*** DATA FOR ANALYSIS Section Begins ***
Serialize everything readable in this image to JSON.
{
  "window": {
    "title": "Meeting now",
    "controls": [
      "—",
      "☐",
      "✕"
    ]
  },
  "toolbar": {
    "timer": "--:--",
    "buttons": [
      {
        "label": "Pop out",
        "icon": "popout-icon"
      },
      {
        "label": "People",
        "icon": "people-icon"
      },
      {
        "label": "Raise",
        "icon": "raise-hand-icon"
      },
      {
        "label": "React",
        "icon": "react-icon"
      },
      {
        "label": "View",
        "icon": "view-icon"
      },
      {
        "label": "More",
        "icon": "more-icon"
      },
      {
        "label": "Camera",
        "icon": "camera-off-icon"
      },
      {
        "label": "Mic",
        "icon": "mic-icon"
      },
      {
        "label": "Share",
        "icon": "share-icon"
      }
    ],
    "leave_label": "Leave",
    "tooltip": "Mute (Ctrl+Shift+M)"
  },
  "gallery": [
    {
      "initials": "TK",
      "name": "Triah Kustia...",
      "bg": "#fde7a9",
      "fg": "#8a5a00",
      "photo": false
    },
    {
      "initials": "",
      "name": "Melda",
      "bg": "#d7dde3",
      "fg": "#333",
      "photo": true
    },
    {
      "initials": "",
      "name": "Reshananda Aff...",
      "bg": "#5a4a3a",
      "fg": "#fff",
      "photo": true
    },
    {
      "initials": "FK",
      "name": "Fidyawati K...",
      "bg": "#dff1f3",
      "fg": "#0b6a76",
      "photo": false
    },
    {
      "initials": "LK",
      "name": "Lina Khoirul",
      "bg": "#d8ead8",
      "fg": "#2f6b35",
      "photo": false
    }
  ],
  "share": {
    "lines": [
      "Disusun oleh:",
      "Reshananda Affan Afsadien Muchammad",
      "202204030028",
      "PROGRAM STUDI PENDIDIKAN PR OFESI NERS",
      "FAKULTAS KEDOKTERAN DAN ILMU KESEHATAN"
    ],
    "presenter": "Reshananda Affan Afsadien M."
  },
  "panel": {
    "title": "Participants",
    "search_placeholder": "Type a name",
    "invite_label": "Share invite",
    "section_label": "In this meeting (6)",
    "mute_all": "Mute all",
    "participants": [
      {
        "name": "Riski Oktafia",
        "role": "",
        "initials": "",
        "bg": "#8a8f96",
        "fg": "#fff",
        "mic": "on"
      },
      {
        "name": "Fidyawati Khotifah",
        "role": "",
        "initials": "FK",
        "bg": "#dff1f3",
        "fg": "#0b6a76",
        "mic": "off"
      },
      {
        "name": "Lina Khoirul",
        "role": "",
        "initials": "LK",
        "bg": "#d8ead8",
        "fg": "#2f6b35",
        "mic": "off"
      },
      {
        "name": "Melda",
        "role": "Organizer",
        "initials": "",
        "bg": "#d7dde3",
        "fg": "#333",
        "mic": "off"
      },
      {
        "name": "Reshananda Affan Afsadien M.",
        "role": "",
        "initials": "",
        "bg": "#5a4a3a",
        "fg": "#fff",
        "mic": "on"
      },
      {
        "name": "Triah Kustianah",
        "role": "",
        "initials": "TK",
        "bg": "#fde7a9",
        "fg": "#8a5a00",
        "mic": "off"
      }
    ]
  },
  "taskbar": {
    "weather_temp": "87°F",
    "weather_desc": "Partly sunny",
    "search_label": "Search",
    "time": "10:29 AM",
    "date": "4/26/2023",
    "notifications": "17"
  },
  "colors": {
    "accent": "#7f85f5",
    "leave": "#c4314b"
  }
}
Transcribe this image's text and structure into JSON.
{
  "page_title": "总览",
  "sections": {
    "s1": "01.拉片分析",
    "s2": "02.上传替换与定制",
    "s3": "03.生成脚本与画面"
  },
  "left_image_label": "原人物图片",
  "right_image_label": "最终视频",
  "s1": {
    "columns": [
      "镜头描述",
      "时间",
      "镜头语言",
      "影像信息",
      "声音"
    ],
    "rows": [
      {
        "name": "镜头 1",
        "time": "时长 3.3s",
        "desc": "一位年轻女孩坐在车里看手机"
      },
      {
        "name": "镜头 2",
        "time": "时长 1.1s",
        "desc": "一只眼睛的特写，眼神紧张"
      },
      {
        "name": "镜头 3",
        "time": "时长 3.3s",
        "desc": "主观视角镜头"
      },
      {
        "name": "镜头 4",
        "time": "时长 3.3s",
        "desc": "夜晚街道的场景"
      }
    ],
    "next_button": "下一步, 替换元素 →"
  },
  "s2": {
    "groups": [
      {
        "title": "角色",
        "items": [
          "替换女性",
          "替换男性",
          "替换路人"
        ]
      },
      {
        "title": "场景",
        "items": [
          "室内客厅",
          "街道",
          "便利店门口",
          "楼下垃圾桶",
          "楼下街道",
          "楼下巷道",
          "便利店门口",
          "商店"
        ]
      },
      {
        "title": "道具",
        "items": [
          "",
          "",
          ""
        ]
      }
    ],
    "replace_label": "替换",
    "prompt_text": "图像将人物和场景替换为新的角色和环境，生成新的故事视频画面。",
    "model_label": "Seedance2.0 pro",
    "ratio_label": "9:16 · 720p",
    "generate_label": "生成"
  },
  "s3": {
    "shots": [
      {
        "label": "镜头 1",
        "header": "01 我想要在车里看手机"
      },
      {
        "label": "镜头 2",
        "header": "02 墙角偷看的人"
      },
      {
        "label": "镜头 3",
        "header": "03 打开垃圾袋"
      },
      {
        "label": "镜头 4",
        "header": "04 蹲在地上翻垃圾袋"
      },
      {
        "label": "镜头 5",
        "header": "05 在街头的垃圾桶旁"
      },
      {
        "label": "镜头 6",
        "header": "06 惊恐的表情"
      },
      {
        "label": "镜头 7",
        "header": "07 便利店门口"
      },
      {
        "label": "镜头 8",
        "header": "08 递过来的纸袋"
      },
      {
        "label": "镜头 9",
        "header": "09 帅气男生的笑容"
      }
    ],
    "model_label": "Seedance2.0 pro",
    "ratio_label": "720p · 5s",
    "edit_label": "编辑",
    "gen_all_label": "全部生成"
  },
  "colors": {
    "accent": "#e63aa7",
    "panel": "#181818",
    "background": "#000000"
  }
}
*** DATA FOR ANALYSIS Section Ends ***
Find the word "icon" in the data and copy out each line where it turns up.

        "icon": "popout-icon"
        "icon": "people-icon"
        "icon": "raise-hand-icon"
        "icon": "react-icon"
        "icon": "view-icon"
        "icon": "more-icon"
        "icon": "camera-off-icon"
        "icon": "mic-icon"
        "icon": "share-icon"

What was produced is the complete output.